As we look forward to Pentecost, let us review the things God has given us to strengthen our faith in Jesus as our friend and Saviour: the words and actions of Jesus, the writings of the apostles, the witness of countless believers before us, our previous experiences of the grace and power of God in our lives.
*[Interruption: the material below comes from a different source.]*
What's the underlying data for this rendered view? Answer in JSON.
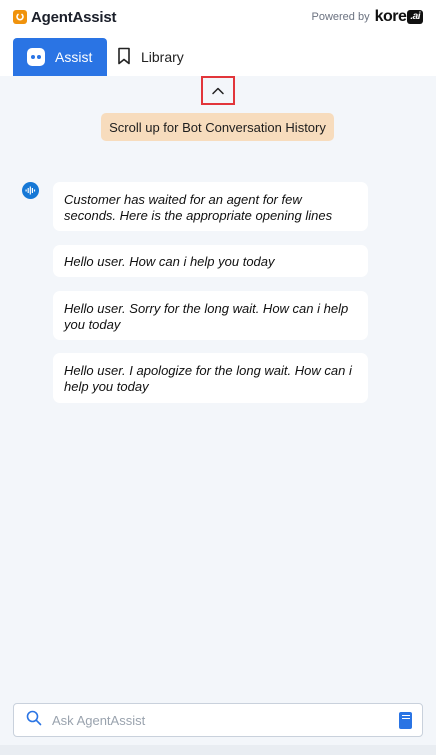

And may God give us the power to be his witnesses wherever we may go.
Stuart Townend’s song reminds us of the reasons why we can have confidence in Jesus: as long as we trust in the finished work of Jesus, demonstrated by his resurrection and ascension, we can be confident that no external power can take us from God’s hands.
Song In Christ Alone
(A capella version on YouTube)
IN CHRIST ALONE my hope is found,
He is my light, my strength, my song;
This Cornerstone, this solid Ground,
Firm through the fiercest drought and storm.
What heights of love, what depths of peace,
When fears are stilled, when strivings cease!
My Comforter, my All in All,
Here in the love of Christ I stand.
In Christ alone! – who took on flesh,
Fullness of God in helpless babe!
This gift of love and righteousness,
Scorned by the ones He came to save:
Till on that cross as Jesus died,
The wrath of God was satisfied –
For every sin on Him was laid;
Here in the death of Christ I live.
There in the ground His body lay,
Light of the world by darkness slain:
Then bursting forth in glorious Day
Up from the grave He rose again!
And as He stands in victory
Sin’s curse has lost its grip on me,
For I am His and He is mine –
Bought with the precious blood of Christ.
No guilt in life, no fear in death,
This is the power of Christ in me;
From life’s first cry to final breath,
Jesus commands my destiny.
No power of hell, no scheme of man,
Can ever pluck me from His hand;
Till He returns or calls me home,
Here in the power of Christ I’ll stand!
Stuart Townend & Keith Getty
Copyright © 2001 Thankyou Music
Benediction: May God’s blessing surround you each day
May God’s blessing surround you each day,
As you trust Him and walk in His way.
May His presence within guard and keep you from sin,
Go in peace, go in joy, go in love.